Data for review:
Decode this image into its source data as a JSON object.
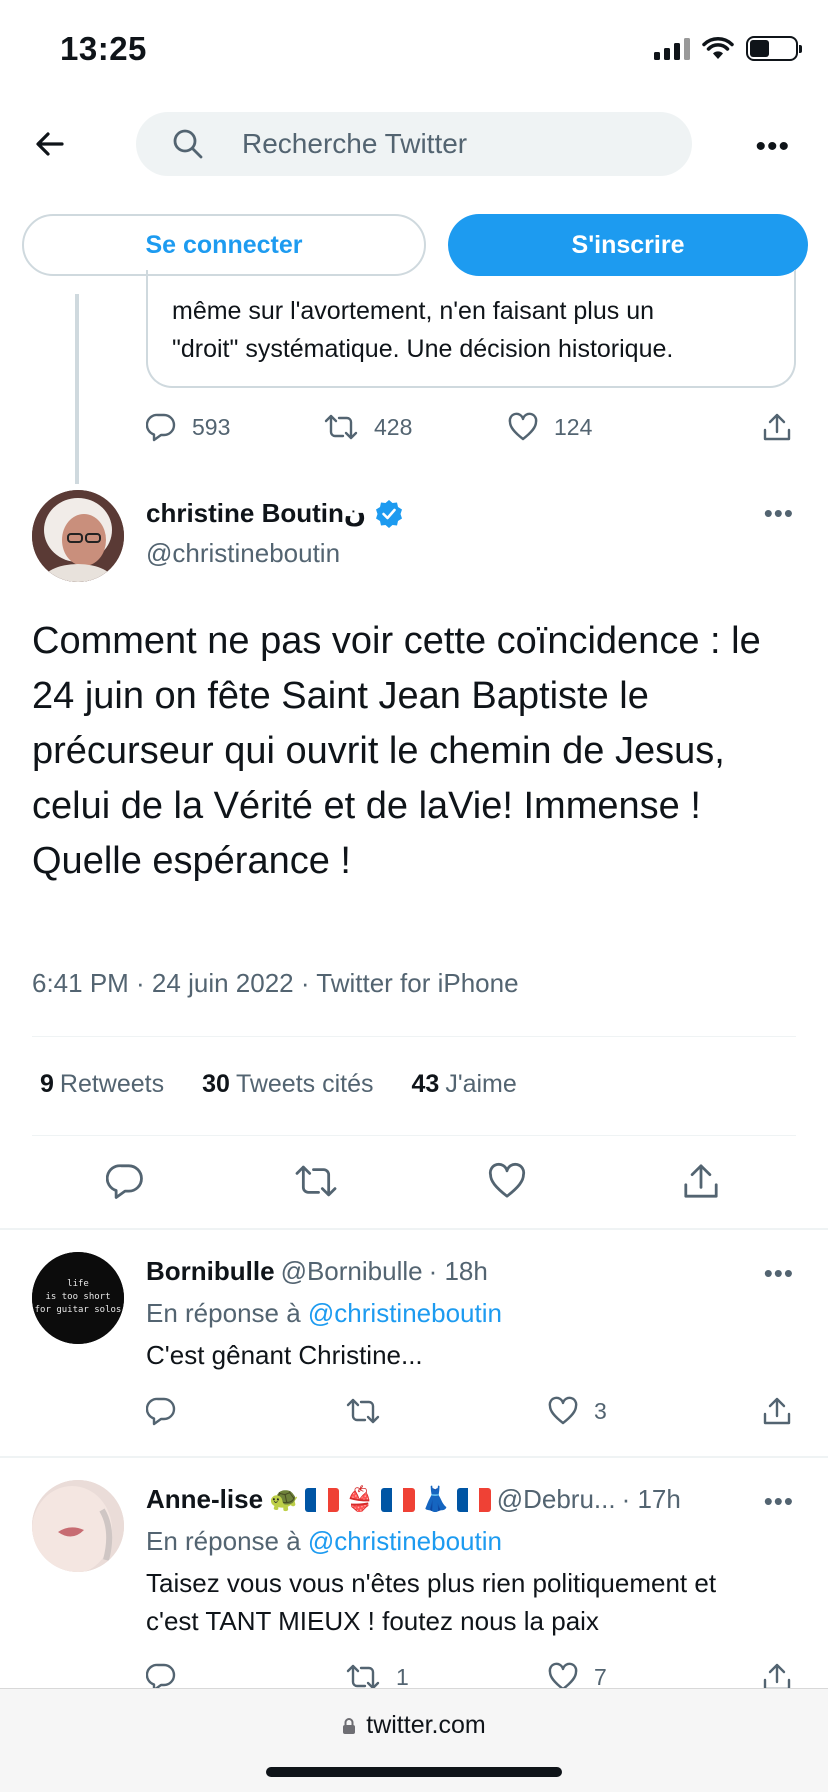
{
  "status_bar": {
    "time": "13:25"
  },
  "header": {
    "search_placeholder": "Recherche Twitter"
  },
  "auth": {
    "login_label": "Se connecter",
    "signup_label": "S'inscrire"
  },
  "quoted_context": {
    "line1": "même sur l'avortement, n'en faisant plus un",
    "line2": "\"droit\" systématique. Une décision historique.",
    "replies": "593",
    "retweets": "428",
    "likes": "124"
  },
  "main_tweet": {
    "author_name": "christine Boutinن",
    "author_handle": "@christineboutin",
    "text": "Comment ne pas voir cette coïncidence : le 24 juin on fête Saint Jean Baptiste  le précurseur qui ouvrit le chemin de Jesus, celui de la Vérité et de laVie! Immense ! Quelle espérance !",
    "meta": "6:41 PM · 24 juin 2022 · Twitter for iPhone",
    "stats": {
      "retweets_count": "9",
      "retweets_label": "Retweets",
      "quotes_count": "30",
      "quotes_label": "Tweets cités",
      "likes_count": "43",
      "likes_label": "J'aime"
    }
  },
  "replies": [
    {
      "name": "Bornibulle",
      "handle": "@Bornibulle",
      "time": "· 18h",
      "reply_prefix": "En réponse à",
      "reply_to": "@christineboutin",
      "text": "C'est gênant Christine...",
      "retweets": "",
      "likes": "3",
      "avatar_text": "life\nis too short\nfor guitar solos"
    },
    {
      "name": "Anne-lise",
      "handle": "@Debru...",
      "time": "· 17h",
      "reply_prefix": "En réponse à",
      "reply_to": "@christineboutin",
      "text_line1": "Taisez vous vous n'êtes plus rien politiquement  et",
      "text_line2": "c'est  TANT MIEUX  ! foutez nous la paix",
      "retweets": "1",
      "likes": "7"
    }
  ],
  "browser": {
    "url": "twitter.com"
  },
  "colors": {
    "accent": "#1d9bf0",
    "text": "#0f1419",
    "secondary": "#536471",
    "border": "#cfd9de"
  }
}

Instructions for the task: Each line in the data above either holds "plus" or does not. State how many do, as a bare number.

Result: 2